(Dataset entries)

━━━━

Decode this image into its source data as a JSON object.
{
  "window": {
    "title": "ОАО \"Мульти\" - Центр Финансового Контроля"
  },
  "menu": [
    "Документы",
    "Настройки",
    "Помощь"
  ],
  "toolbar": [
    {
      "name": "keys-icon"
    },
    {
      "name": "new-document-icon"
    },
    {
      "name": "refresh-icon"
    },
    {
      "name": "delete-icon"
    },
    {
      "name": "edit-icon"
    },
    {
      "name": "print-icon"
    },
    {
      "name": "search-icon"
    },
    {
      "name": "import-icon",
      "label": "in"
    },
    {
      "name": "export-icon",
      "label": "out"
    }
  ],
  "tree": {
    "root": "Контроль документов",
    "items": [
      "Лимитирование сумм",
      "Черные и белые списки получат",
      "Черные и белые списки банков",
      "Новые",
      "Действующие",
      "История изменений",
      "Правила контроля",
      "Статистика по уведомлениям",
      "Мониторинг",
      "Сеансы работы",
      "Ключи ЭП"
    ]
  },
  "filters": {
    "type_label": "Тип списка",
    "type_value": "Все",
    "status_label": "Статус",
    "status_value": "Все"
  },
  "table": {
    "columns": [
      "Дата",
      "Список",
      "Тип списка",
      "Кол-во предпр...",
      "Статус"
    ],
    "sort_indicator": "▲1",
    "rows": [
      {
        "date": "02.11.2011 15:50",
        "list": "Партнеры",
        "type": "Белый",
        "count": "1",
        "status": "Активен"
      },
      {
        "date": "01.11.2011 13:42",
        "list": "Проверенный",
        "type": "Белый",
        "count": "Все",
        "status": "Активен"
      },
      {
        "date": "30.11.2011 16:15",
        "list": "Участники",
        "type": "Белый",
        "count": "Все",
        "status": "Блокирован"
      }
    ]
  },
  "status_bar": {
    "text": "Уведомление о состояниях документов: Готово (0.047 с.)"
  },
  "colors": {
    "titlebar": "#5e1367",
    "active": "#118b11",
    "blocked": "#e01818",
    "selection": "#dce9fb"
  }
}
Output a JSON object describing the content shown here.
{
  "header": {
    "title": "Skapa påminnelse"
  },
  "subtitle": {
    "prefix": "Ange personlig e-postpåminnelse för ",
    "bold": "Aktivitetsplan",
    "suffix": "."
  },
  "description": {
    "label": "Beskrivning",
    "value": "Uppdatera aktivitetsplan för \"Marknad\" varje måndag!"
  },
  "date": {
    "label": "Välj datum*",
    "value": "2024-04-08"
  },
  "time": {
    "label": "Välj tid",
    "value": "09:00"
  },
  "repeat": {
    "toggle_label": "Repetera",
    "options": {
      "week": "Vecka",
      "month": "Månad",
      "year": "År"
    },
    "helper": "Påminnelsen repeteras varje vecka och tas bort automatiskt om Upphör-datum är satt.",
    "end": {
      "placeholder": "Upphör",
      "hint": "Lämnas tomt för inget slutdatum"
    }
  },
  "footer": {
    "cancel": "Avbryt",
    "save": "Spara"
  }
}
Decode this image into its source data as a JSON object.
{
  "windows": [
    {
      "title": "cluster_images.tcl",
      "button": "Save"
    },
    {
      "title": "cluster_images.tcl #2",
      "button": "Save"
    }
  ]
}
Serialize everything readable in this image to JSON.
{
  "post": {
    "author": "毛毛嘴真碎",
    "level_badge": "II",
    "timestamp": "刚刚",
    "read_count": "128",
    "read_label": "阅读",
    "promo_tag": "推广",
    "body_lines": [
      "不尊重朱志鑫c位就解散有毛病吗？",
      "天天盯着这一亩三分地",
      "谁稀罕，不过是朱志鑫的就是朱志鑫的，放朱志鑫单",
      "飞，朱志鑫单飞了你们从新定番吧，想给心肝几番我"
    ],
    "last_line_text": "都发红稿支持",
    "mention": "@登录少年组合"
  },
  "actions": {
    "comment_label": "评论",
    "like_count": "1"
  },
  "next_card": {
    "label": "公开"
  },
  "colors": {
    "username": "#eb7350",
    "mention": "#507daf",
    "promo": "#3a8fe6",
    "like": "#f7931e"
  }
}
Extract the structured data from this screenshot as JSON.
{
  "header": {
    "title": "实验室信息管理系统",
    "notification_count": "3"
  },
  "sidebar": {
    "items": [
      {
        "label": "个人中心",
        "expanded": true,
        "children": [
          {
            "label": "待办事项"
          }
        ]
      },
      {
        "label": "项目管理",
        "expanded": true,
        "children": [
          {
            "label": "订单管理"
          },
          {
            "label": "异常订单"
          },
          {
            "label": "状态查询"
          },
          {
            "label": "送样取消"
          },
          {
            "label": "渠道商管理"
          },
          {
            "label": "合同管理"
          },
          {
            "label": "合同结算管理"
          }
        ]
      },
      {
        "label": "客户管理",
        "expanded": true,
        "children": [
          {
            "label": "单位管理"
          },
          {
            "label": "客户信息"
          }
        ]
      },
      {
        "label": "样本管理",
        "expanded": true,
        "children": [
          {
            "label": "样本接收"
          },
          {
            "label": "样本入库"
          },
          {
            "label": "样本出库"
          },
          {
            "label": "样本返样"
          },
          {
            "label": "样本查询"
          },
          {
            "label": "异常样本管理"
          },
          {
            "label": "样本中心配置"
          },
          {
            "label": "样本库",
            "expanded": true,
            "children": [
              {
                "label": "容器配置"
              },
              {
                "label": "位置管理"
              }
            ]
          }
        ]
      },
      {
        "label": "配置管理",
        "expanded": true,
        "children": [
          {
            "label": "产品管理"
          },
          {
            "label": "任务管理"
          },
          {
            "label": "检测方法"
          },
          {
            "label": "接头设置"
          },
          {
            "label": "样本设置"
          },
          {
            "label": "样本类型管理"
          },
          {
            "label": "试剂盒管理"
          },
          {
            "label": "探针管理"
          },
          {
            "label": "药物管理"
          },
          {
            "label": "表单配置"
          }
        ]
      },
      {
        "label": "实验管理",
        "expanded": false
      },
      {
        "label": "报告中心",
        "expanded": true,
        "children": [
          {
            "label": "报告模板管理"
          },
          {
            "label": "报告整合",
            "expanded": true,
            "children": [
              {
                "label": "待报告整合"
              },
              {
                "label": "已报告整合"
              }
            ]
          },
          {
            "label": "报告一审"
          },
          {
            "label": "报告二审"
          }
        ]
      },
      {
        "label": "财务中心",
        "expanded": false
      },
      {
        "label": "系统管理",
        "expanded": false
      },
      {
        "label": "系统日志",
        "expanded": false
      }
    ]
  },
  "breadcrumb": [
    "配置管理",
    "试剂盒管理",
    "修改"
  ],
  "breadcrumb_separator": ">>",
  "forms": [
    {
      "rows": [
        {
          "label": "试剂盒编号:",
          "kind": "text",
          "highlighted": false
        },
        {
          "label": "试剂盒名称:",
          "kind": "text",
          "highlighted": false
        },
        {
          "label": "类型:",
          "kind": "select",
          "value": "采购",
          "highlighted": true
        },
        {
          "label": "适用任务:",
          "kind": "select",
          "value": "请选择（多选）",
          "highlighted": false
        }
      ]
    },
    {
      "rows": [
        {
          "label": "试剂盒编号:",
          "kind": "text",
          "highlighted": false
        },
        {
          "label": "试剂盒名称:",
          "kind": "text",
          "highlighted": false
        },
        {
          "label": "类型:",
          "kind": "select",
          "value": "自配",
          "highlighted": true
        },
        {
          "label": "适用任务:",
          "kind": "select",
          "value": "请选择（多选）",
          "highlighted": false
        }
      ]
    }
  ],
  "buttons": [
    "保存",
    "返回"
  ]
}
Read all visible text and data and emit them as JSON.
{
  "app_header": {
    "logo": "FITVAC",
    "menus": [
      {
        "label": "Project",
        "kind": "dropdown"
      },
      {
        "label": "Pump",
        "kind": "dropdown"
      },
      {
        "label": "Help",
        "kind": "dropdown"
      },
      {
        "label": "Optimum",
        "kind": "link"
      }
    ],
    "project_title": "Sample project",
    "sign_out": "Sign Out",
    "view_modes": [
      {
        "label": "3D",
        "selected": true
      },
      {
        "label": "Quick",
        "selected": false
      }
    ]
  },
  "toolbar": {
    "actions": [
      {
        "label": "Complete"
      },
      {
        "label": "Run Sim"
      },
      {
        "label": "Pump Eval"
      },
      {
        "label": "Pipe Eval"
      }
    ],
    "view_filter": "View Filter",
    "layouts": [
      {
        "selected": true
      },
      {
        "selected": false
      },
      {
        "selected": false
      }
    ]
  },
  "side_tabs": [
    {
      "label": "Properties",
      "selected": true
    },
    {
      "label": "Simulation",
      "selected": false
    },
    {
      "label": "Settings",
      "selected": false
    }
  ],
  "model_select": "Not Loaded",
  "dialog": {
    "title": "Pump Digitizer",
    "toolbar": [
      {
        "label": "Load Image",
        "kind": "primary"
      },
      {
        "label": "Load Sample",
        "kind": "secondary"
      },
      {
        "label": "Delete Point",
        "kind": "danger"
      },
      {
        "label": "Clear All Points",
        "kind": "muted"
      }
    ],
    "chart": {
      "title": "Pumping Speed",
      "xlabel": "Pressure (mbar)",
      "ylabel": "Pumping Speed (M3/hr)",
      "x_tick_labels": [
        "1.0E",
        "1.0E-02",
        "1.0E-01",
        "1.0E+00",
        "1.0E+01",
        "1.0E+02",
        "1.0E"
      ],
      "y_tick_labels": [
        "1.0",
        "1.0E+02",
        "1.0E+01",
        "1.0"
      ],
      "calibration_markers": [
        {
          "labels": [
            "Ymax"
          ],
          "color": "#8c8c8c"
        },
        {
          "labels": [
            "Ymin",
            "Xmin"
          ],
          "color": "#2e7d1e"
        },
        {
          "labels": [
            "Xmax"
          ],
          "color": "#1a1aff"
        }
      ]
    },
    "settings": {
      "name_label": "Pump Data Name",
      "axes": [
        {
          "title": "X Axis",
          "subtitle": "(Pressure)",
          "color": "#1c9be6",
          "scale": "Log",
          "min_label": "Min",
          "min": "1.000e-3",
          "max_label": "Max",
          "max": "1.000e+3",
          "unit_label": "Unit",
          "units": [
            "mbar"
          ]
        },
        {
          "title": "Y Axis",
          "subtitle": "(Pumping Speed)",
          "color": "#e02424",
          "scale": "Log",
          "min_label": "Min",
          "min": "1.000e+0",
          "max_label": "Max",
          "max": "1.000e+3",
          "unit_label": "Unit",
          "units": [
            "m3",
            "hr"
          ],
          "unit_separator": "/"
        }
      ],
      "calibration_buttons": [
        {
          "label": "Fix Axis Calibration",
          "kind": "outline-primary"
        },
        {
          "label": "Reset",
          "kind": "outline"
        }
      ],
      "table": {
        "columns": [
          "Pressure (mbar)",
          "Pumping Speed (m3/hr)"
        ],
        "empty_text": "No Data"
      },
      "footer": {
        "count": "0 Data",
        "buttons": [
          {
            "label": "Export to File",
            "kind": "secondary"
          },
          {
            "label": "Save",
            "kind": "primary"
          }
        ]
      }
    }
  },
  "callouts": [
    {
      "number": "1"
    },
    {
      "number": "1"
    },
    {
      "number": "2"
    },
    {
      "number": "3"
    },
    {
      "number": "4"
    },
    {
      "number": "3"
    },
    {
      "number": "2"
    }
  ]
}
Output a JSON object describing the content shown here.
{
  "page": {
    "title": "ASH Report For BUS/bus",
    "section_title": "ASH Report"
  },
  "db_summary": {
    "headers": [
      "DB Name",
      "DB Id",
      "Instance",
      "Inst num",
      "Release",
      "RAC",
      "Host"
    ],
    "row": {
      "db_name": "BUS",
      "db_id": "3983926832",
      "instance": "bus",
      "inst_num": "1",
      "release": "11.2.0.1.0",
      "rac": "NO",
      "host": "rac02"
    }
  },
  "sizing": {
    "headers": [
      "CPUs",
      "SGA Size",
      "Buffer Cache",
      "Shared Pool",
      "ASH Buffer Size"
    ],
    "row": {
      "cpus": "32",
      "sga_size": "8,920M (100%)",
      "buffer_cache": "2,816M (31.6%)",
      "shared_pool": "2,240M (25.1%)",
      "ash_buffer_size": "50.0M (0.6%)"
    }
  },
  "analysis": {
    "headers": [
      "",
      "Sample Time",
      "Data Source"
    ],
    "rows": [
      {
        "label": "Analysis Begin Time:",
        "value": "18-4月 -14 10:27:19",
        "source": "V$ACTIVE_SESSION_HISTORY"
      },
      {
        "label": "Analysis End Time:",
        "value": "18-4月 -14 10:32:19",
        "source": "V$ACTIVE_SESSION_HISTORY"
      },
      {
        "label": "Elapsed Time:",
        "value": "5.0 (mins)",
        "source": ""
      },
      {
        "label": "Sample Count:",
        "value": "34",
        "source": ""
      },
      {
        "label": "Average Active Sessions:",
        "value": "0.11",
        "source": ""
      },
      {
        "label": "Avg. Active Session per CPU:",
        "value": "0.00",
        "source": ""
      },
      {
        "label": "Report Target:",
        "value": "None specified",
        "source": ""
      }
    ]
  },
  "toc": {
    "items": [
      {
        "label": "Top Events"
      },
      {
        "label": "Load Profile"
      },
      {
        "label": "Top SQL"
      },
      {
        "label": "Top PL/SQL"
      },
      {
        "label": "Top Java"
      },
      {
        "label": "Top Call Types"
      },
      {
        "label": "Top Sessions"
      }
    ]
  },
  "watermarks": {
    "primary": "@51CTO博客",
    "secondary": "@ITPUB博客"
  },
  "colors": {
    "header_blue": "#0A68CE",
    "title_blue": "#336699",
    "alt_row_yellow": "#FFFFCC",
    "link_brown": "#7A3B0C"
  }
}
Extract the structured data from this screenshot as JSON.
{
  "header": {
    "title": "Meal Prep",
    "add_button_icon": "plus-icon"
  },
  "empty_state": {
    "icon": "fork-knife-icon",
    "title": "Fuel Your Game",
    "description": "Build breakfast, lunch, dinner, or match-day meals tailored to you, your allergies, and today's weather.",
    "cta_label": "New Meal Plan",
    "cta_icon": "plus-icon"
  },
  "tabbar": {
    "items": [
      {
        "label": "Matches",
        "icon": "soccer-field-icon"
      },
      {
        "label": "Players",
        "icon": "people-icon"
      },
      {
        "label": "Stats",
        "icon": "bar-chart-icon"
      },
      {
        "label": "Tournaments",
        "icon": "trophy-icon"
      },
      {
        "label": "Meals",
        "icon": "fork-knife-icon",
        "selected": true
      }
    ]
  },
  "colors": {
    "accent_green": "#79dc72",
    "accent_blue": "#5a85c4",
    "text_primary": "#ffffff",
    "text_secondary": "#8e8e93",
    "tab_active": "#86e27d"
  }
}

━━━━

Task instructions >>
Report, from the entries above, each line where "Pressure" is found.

Task answer >>
      "xlabel": "Pressure (mbar)",
          "subtitle": "(Pressure)",
          "Pressure (mbar)",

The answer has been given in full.